USA TODAY US Edition
Despite what candidates say, it’s not ‘Mourning in America’
Listening to several of the presidential candidates these days can leave the impression that America is turning into some kind of hellhole.
On the Republican side, one hears constantly of America’s pending demise, brought on by high taxes, excessive regulation, unpoliced borders, low moral standards, unconstitutional government, feckless foreign policy and a dwindling military.
Retired neurosurgeon Ben Carson kicked off Thursday’s GOP debate by declaring, “The nation is heading off the abyss of destruction.” Front-runner Donald Trump regularly tells audiences that “our country is going to hell.” Sen. Marco Rubio of Florida has put out an ad that might best be called “Mourning in America.” It tracks Ronald Reagan’s famously sunny “Morning in America” ad of 1984, only it paints an unrelentingly bleak picture, asserting that “our country is more vulnerable, divided and diminished than ever before.” More divided than ever? Has Rubio never heard of the Civil War?
On the Democratic side, one hears Bernie Sanders’ endless tirades about how Wall Street has so rigged the economy that a political revolution — by which he means a lot of spending on government benefits — is needed.
To a large degree, these candidates are mirroring the gloom many Americans feel amid a sluggish economy and the rise of the Islamic State terrorist group. But the candidates are also playing a cynical game, trying to alienate or depress much of the electorate so that only their most ardent supporters turn out at the polls.
Voters should be wary of this pessimism.

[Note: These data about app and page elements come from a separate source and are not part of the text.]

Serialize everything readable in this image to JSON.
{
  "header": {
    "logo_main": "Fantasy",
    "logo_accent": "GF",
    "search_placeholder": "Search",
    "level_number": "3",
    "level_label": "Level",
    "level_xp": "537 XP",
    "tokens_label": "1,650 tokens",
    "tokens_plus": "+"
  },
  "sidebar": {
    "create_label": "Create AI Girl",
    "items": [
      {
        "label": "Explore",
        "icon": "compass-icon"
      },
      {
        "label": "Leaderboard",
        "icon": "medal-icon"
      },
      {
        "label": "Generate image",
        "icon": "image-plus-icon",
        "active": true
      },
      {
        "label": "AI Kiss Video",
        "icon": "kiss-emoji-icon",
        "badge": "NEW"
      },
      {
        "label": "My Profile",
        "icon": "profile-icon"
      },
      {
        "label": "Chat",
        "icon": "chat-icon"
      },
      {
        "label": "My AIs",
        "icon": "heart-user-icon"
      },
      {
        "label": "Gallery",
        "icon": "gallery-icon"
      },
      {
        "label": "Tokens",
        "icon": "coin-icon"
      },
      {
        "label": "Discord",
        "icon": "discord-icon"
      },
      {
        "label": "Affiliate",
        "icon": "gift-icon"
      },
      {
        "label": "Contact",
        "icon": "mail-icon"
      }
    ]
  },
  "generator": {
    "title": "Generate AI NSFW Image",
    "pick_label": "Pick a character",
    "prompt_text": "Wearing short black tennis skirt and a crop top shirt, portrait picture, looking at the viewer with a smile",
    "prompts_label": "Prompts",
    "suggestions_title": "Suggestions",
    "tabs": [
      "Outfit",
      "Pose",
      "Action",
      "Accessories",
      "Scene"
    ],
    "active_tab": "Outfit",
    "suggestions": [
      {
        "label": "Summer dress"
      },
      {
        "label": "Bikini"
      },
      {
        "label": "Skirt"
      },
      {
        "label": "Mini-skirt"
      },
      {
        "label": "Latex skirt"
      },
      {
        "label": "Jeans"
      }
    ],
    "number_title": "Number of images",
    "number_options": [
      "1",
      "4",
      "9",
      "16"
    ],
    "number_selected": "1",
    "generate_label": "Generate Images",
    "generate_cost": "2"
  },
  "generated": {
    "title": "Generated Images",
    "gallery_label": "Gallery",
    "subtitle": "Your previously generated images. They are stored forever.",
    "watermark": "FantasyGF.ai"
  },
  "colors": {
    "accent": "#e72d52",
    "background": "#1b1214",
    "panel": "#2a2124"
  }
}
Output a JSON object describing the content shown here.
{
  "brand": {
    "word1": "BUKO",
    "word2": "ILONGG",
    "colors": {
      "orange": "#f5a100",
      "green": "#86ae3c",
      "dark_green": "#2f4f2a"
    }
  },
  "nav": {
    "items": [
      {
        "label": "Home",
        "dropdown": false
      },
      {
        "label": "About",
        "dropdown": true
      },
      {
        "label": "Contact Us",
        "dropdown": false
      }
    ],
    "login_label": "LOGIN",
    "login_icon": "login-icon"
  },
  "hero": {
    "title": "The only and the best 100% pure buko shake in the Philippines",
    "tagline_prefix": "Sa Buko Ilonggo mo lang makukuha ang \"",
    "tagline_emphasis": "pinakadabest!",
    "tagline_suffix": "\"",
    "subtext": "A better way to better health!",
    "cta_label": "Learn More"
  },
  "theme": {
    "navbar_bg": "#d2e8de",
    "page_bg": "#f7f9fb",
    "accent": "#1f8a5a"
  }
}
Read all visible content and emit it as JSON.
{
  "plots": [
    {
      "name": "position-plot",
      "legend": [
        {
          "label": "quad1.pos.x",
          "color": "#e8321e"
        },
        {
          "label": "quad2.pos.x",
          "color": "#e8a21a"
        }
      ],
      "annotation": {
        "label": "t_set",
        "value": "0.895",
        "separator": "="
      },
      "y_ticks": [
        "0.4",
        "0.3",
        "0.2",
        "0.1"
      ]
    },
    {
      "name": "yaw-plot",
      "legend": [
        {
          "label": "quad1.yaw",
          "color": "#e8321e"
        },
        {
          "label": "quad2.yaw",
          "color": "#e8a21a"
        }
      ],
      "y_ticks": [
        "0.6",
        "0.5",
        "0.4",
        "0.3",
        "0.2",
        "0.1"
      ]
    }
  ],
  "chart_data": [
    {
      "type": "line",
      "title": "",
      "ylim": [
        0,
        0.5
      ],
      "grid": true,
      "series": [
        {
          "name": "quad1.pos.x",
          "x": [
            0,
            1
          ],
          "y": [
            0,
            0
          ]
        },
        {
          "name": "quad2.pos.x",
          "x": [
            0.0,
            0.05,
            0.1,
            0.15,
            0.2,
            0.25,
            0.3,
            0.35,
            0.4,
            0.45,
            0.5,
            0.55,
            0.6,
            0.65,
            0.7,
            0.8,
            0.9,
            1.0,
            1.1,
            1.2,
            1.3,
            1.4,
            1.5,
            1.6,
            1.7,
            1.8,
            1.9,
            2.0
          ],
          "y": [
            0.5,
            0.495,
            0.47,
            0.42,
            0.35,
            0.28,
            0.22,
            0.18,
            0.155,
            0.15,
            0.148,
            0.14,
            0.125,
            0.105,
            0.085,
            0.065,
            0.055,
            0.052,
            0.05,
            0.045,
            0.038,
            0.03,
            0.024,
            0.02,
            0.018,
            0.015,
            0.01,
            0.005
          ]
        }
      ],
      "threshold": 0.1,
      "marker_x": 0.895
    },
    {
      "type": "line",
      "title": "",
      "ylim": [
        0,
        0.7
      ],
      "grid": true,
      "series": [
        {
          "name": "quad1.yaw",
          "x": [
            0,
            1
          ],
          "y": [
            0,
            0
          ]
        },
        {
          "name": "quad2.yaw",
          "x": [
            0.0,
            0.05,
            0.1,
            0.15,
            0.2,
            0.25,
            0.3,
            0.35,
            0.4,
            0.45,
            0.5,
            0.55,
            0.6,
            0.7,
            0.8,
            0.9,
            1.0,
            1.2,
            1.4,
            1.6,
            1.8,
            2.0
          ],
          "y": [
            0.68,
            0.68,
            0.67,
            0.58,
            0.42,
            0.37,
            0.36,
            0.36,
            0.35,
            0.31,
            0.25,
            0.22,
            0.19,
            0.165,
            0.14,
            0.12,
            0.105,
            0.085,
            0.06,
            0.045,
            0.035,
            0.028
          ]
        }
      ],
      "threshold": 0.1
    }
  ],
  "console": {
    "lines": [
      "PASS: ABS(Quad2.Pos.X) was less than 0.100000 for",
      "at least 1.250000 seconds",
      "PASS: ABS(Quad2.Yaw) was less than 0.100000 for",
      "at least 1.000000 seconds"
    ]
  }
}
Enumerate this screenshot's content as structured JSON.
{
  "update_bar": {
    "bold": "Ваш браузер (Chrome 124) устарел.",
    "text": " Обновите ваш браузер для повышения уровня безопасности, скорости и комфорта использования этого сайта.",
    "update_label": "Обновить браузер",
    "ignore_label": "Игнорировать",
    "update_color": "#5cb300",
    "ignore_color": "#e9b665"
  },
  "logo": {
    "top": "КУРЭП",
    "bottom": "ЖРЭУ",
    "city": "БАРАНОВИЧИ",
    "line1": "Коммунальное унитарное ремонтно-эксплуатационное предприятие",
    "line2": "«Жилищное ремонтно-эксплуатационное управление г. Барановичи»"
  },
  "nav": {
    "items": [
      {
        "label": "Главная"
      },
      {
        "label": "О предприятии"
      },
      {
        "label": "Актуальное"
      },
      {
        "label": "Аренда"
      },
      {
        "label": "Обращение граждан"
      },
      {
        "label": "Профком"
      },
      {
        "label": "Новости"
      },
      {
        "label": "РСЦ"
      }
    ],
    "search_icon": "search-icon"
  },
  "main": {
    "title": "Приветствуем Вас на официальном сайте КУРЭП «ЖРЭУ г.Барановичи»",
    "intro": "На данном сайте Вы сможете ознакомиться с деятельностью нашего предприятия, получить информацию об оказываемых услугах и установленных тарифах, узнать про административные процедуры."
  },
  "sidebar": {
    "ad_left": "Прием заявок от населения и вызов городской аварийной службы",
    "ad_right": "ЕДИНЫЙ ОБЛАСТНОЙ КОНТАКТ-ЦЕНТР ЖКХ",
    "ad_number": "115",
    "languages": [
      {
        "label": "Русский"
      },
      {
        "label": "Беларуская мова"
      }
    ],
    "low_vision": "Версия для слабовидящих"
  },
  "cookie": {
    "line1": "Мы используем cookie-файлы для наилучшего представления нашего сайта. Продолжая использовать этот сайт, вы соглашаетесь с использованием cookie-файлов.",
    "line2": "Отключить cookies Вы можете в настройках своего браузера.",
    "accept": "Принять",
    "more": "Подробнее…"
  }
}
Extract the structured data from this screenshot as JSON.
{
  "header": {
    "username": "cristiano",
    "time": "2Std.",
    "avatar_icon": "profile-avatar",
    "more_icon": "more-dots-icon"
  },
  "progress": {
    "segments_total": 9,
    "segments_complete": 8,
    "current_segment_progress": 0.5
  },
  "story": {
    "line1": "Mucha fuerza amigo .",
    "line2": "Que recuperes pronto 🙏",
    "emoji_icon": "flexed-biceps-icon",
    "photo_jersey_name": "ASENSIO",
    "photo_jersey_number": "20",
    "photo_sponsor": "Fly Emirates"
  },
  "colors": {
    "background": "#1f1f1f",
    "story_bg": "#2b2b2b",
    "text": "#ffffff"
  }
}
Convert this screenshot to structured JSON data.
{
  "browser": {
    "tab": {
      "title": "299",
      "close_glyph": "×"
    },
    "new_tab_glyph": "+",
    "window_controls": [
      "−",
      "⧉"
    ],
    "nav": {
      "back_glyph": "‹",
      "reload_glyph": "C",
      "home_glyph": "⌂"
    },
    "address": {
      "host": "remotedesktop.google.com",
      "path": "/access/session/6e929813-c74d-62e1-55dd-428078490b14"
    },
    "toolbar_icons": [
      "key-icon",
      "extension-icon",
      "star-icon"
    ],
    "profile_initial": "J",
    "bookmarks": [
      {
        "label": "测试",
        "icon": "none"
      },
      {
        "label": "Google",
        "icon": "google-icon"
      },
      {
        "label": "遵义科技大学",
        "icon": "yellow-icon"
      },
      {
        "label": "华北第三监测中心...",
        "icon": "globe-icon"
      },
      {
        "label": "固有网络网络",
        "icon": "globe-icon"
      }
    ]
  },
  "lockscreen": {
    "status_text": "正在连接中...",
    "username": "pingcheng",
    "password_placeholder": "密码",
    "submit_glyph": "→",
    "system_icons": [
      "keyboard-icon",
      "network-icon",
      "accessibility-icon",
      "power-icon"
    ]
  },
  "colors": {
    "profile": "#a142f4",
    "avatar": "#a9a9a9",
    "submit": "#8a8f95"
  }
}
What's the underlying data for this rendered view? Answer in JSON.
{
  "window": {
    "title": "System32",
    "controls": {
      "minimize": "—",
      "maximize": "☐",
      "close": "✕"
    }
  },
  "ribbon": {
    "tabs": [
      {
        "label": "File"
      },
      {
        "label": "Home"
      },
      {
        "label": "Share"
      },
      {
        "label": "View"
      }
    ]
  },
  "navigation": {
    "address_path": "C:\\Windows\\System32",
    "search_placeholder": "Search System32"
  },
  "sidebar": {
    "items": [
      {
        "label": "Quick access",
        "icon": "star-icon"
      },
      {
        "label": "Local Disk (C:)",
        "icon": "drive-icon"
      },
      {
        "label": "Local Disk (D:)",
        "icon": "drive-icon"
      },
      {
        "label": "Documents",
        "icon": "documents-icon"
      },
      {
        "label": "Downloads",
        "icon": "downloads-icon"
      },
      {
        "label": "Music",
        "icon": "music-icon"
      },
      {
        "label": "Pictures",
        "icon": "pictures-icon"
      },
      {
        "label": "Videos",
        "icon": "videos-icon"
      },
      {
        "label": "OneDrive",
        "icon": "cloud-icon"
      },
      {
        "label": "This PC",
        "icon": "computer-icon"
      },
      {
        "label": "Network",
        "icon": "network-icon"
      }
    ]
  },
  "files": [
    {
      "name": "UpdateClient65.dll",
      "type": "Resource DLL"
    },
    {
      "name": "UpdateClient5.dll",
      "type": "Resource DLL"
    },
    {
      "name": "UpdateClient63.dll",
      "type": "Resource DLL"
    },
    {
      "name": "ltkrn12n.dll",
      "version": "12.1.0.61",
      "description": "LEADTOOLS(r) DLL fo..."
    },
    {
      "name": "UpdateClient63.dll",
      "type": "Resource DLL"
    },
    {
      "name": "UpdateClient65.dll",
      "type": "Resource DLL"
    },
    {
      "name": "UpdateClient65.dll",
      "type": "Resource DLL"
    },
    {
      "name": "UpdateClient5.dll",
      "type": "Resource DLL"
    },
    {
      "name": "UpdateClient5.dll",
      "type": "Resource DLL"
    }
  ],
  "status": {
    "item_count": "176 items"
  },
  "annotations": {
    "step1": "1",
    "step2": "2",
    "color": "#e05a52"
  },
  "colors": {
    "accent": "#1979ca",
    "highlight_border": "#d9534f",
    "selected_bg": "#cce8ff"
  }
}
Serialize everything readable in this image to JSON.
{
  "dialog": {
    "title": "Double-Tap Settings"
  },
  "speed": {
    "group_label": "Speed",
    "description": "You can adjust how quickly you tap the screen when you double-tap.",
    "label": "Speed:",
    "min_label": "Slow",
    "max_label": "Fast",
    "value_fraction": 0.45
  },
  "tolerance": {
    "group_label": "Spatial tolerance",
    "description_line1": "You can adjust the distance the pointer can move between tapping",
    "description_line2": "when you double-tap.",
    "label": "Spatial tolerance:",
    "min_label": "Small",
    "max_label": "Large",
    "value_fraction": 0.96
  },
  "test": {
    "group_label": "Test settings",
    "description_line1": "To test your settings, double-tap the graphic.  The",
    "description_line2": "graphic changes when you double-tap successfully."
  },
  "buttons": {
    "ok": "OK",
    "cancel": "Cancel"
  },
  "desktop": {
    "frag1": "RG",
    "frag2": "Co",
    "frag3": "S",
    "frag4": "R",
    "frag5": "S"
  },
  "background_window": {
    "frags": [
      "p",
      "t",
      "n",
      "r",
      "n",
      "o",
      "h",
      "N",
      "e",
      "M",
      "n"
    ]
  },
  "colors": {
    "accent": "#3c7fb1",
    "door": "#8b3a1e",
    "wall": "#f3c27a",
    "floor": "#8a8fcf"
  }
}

Despite the many difficult problems facing the nation, in many ways the U.S. is in remarkably good shape. Its military is far superior to any other. Its private sector and university systems are envied worldwide. And its economy has held up while many others have faltered.
Since the bottom of the Great Recession, 13.6 million jobs have been created, pushing the unemployment rate from 10% to 4.9%. Since the beginning of the Obama administration, federal taxes have averaged 16% of the economy, the lowest during any presidency since World War II.
The millionaires and billionaires that Sanders likes to castigate include people such as Facebook co-founder Mark Zuckerberg, Microsoft founder Bill Gates and famed investor Warren Buffett, all of whom have pledged much of their fortunes to charity.
As Buffett put it over the weekend in his annual letter to Berkshire Hathaway shareholders, “For 240 years, it’s been a terrible mistake to bet against America, and now is no time to start.”
Abroad, the U.S. remains remarkably popular: A median of 69% of people overseas have a positive image of the U.S., according to the Pew Research Center. As for immigration, would you rather live in a nation that people want to come to, or one where everyone is trying to get out?
America is, of course, not without problems. One of the biggest, in fact, is its dysfunctional political culture built on confrontation and intransigence. This culture hinders efforts to address challenges such as wage stagnation, middle-class manufacturing jobs lost to globalization and technology, rampant opioid addiction, escalating debt driven by unaffordable benefit programs, and a fraying world order.
The candidates’ negativism, however, has gotten out of hand. This is still a great country.